CHICAGO (CBS) – Boeing announced Thursday that it is moving its global headquarters from Chicago to Arlington, Virginia, near Washington, D.C.
The aerospace giant already has an office in the Arlington Crystal City area, where employees support a variety of corporate functions and work on advanced aircraft developments and autonomous systems, the press release said.
The relocation of headquarters to Arlington will bring Boeing closer to key customers such as representatives of the Pentagon and the Department of Defense, the company said. The move will also bring Boeing closer to federal regulators.
In addition to relocating the company’s headquarters to the Arlington campus, Boeing also plans to set up a research and technology center to attract engineering and technical talent.
Boeing doesn’t leave Chicago at all. A press release said the company would maintain a “significant presence” at its Chicago office at 100 N. Riverside Plaza in West Loop Gate.
“We value our long-standing relationship in Chicago and across Illinois. We look forward to maintaining a strong presence in the city and state,” Boeing President and CEO Dave Calhoun said in a press release.
Boeing has said it has implemented “flexible and virtual solutions” so not everyone needs to be in the office more and requires less office space. Boeing’s Chicago office will now need fewer office space for employees to work there.
“In today’s business environment, we have adopted a flexible work strategy in some parts of our company and are taking steps to be more effective in reducing floor space. This helps us to invest in our important production and engineering facilities and training resources, ”said Calhoun. in a news release.
The press release did not specify what exactly will be involved in Boeing’s plans to reduce the area in Chicago.
Mayor Laurie Lightfoot made the following statement in response to the Boeing announcement:
“Chicago is a world-class city, and 173 corporations have moved and expanded here in the last year, and 67 corporations have made the same decision since early 2022. Although Boeing has decided to relocate its headquarters to another city, they still maintain a presence in Chicago. We have a solid chain of major corporate relocations and expansions, and we look forward to more announcements in the coming months. It remains true that Chicago is a major hub for global operations that recognize our diversity of workforce, extensive infrastructure, and thriving economies. ”
Illinois Gov. J. B. Pritzker issued the following statement:
“Illinois incentives for Boeing headquarters in Chicago ended in 2017. While we would like to discuss options with the company before news of its relocation appears, we will continue to support other Boeing work in the state, including 300 new jobs in the Stingray Navy project below. ”
Sources said in talks with the state that Boeing confirmed that the state’s business climate was not a deciding factor in the decision to relocate headquarters.
Boeing has moved its global headquarters from Seattle to Chicago back in 2001.
The company also has a large hangar at Gary / Chicago International Airport to accommodate some corporate aircraft.
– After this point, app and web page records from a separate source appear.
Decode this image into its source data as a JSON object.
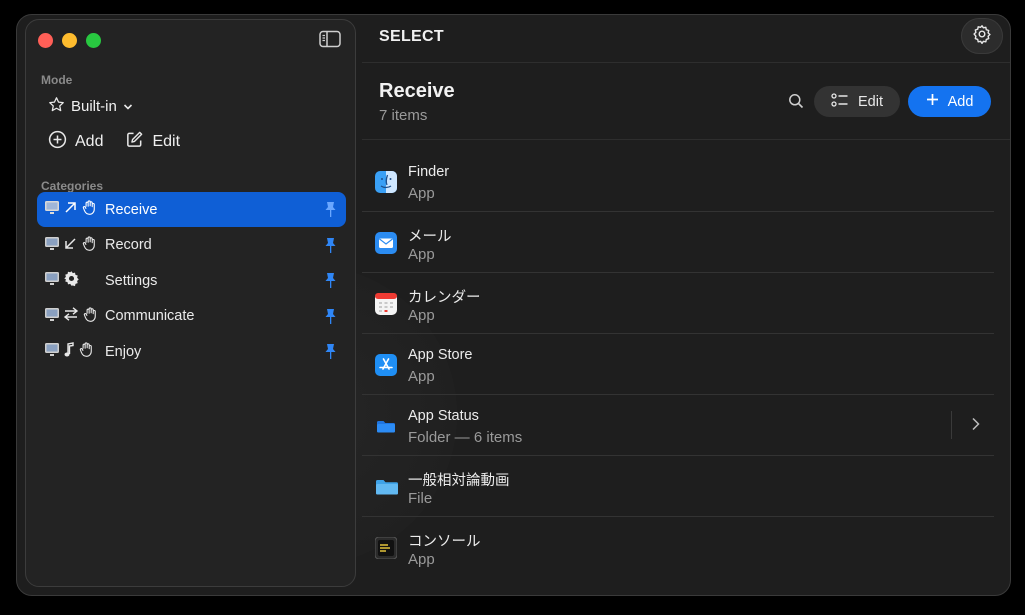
{
  "header": {
    "title": "SELECT"
  },
  "sidebar": {
    "mode_label": "Mode",
    "mode_value": "Built-in",
    "add_label": "Add",
    "edit_label": "Edit",
    "categories_label": "Categories",
    "categories": [
      {
        "label": "Receive",
        "icon": "arrow-up-right-icon",
        "active": true
      },
      {
        "label": "Record",
        "icon": "arrow-down-left-icon",
        "active": false
      },
      {
        "label": "Settings",
        "icon": "gear-icon",
        "active": false
      },
      {
        "label": "Communicate",
        "icon": "arrows-exchange-icon",
        "active": false
      },
      {
        "label": "Enjoy",
        "icon": "music-note-icon",
        "active": false
      }
    ]
  },
  "main": {
    "title": "Receive",
    "count": "7 items",
    "edit_label": "Edit",
    "add_label": "Add",
    "items": [
      {
        "name": "Finder",
        "kind": "App",
        "icon": "finder-icon"
      },
      {
        "name": "メール",
        "kind": "App",
        "icon": "mail-icon"
      },
      {
        "name": "カレンダー",
        "kind": "App",
        "icon": "calendar-icon"
      },
      {
        "name": "App Store",
        "kind": "App",
        "icon": "app-store-icon"
      },
      {
        "name": "App Status",
        "kind": "Folder — 6 items",
        "icon": "folder-icon"
      },
      {
        "name": "一般相対論動画",
        "kind": "File",
        "icon": "folder-light-icon"
      },
      {
        "name": "コンソール",
        "kind": "App",
        "icon": "console-icon"
      }
    ]
  },
  "colors": {
    "accent": "#1473f0",
    "active_row": "#0f5fd6",
    "pin": "#2f86f6"
  }
}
At the time, the seduction of Boeing in Chicago was a very competitive process.
Then the governor. George Ryan was at the bottom of the ladder to greet Boeing executives when they chose Chicago at the time. Charlie De Mar of CBS 2 caught up with Ryan on Thursday.
“We offered them everything they could afford, and we made a deal, and – and they came, and it was a great program,” Ryan said. “I’m sorry to hear they’re leaving.”
Gov. Ryan played an important role in bringing Boeing to Chicago. The aircraft maker has been offered a controversial package of $ 60 million in tax breaks for about 20 years. But, as noted in Pritzker’s office, these incentives have expired.
“I’m sure we wouldn’t have made the deal if we didn’t think it was good for Illinois,” Ryan said.
Paul O’Connor, then executive director of World Business Chicago, led the city’s marketing efforts to attract Boeing by beating Dallas and Denver.
“If you feel like a champion, it’s all together,” said O’Connor.
He decided to focus on how Chicago benefited from Boeing’s 2001 transition.
“You have to put it in the context of all the good things they’ve done and how strategically they’ve raised us over the last 20 years,” O’Connor said.
This move also occurs when the company is faced with several controversies. His Airliners 737 Max were stopped after two accidents that killed hundreds of people and production shortages slowed delivery 787 Dreamliner.
“The company is really focused on Washington, both with regulatory security clearance and to get some of Washington’s financial support,” said Joe Schwitterman, a transport expert at DePolo University.
Schwitterman added that in a sense, reality did not live up to expectations when it came to the relocation of Boeing’s headquarters in Chicago.
“The Boeing was a big feather in our cap, but the magic of the Boeing, I think, never achieved what they had hoped for. Their hearts were still in Seattle,” Schwitterman said. “It’s a blow to our city, I mean, to our ego, you might say.”
“People just need to move on, and they need to move on positively, boldly and move on to the next chapter,” O’Connor added.
Boeing was founded in Seattle in 1916 by a wooden descendant of William Boeing, who originally built wooden seaplanes.